Here's another personal find from my days working at Larry Edmunds Bookshop--unpublished so far as I know:
What an expression. That's a pretty uncomfortable-looking man, wouldn't you say? The famous "cocked eyebrow" isn't at full sail but as a story artist I can just imagine the effect this look would produce after an unsuccessful pitch. Wow. Warners better be hiring!
From the presence of the flag behind him, I'd guess this was taken during Walt's testimony during the HUAC hearings--the infamous McCarthy-era search for communists in every facet of american society that resulted in the evils of the blacklist in Hollywood.
One of my rare pre-K memories is of Walt Disney as host of "The Wonderful World of Disney" and his death soon after I started watching it was a huge shock. That evening my family were at the home of two retired university professors, friends of my parents, for dinner and some television. I remember the news coming on with the announcement that "Walt Disney, beloved by millions, has died".
I really lost it at that point. I was four years old, and my father was infuriated that I was making a scene over the death of someone I didn't know. Of course, this wasn't true--I did know Disney, personally as far as I was concerned. It mattered to me that he was dead. His was the first death of any kind I remember understanding and grieving over.
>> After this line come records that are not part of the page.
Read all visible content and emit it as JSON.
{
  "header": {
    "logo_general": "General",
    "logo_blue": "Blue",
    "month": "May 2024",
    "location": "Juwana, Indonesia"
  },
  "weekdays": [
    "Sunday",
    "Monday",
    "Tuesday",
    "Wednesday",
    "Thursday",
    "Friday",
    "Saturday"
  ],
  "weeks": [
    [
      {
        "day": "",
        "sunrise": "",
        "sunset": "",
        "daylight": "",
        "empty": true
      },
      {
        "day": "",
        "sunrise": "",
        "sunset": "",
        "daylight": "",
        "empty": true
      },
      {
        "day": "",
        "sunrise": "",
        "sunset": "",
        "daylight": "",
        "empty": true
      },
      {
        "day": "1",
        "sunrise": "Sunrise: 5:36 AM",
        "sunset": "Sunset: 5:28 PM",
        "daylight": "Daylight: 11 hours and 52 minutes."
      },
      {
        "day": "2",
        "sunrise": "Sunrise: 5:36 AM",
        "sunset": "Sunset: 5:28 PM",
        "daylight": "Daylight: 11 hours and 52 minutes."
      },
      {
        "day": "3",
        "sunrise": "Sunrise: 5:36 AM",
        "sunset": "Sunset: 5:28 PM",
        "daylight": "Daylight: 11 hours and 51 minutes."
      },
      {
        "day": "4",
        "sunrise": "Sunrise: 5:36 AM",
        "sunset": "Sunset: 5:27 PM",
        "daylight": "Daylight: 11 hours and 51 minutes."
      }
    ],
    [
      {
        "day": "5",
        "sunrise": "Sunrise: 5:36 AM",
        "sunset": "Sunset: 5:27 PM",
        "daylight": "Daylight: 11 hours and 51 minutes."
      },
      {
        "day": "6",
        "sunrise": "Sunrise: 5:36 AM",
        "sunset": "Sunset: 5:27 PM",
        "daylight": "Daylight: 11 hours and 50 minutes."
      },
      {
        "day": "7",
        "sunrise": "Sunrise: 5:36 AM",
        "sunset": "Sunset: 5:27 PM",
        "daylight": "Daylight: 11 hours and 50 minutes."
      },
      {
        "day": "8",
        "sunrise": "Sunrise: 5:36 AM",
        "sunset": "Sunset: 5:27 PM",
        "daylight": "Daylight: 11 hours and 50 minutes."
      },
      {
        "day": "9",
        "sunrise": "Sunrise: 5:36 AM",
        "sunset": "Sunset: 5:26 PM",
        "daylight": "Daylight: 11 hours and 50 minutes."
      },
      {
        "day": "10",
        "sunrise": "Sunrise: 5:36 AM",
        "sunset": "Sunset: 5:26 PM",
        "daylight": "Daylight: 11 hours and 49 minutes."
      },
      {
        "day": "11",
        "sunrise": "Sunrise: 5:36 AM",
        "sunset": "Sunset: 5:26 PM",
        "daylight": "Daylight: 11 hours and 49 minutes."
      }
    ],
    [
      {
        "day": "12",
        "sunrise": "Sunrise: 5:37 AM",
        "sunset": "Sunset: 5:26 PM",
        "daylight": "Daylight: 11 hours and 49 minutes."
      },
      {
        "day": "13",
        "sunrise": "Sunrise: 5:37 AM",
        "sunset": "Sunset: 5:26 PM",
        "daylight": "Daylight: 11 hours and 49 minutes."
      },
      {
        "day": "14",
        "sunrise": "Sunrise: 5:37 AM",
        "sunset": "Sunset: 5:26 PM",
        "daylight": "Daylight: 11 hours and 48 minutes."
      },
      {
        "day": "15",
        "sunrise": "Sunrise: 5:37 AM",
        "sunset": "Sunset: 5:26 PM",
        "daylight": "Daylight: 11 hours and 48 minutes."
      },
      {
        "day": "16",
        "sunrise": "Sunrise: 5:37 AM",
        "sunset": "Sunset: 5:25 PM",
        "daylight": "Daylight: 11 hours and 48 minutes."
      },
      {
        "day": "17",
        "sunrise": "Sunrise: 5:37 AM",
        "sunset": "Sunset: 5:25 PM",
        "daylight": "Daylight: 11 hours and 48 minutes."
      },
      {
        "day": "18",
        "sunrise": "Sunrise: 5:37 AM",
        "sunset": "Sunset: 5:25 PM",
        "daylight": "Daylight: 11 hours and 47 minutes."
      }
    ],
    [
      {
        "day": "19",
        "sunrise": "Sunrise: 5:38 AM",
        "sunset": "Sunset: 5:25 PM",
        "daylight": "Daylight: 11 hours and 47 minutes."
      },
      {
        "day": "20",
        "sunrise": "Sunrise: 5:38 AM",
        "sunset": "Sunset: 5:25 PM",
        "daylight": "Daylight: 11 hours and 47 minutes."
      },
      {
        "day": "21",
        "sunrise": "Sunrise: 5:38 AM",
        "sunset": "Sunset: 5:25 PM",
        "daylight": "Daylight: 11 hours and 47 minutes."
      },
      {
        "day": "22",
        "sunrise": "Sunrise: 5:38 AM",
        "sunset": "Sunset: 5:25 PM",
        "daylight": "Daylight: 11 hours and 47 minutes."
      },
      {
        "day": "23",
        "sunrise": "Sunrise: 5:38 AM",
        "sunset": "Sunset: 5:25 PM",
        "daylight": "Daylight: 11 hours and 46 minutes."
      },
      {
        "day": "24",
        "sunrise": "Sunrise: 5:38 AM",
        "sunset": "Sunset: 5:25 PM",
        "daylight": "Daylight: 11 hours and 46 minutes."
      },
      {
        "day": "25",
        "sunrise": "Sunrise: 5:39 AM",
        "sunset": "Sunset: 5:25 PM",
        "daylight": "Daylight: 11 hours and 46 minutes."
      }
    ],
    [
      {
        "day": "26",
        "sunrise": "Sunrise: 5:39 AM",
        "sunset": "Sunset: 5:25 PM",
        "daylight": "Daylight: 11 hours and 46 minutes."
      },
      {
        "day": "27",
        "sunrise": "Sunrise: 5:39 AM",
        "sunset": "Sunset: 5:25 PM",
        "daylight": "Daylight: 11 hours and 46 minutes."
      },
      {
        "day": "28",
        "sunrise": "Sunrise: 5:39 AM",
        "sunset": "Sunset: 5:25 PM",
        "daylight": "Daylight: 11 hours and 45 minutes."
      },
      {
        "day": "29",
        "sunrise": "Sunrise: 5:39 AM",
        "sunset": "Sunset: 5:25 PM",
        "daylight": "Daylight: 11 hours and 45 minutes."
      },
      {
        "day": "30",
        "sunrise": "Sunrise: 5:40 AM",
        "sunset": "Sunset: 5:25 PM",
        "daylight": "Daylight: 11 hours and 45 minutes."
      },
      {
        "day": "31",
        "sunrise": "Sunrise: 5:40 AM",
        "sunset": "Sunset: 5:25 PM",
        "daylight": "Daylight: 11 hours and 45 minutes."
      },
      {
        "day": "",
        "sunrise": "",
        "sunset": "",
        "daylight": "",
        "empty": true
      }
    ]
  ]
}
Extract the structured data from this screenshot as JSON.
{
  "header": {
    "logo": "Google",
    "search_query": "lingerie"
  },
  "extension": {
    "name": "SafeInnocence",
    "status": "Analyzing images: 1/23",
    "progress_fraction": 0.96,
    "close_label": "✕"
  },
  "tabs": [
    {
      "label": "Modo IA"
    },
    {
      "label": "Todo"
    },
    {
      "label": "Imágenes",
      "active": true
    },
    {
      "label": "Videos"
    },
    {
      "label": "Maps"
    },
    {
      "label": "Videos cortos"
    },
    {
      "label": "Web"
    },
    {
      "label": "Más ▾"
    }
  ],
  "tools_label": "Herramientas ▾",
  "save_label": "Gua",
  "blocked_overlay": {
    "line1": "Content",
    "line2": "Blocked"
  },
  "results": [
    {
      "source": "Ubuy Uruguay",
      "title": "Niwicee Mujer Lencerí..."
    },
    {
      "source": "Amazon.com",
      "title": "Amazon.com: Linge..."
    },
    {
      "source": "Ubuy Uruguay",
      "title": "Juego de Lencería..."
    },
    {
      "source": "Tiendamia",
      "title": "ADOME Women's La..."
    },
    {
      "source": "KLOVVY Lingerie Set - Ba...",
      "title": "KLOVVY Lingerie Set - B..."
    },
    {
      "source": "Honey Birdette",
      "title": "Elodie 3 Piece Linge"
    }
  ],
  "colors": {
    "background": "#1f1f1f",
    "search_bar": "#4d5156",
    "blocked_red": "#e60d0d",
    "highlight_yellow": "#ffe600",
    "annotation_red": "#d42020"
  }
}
I've always detested the "Uncle Walt" moniker as it's been used so sarcastically and cynically in these po-mo times. He wasn't my uncle, thanks, but a sort of family friend, much like the couple we were visiting, and I was inconsolable.
In the years since I've pondered this emotional reaction and realized that it had to do with a collection of things: the fact that he spoke directly to the television audience from his office, not as a "host" or newscaster but in a startlingly personal and casual way; the ownership and creation of Disneyland, where as a Californian I'd been going since I was born; the films he produced just for me that were more vivid and real than anything else I saw and cared about, excepting the Warner Bros cartoons that were my favorites.
So then, this picture: not a happy guy here...but oddly enough, although I respected and in a way loved Disney as a child, I sensed that he wasn't some fantasy figure of unalloyed sweetness (I mean, how could a late-middle-aged man ever seem to be that to a very small child?). He had a very distinct element of impatience, too, and the possibility of a temper. I'm not saying I analyzed all this at four, but he was definitely intimidating, and I just knew it was in there somewhere.
Had I seen him at Disneyland, I would not have run up to him expecting a hug, exuberant child that I was notwithstanding. But complicated people are attractive and fascinating even to children when their enthusiasm embraces small animated people on their desks under their blotters, or when they show completely genuine excitement while taking us through a boat ride with pirates, or share some "secrets" of animation from a massive tome.
It came as no suprise to me, then, when I eventually read the reminiscences of Ward Kimball, Dick Huemer (again, in Michael Barrier's Funnyworld), Shamus Culhane and others who described the wildly mercurial qualities that Walt possessed.
Creative genius usually comes that way.
More blogs about animation.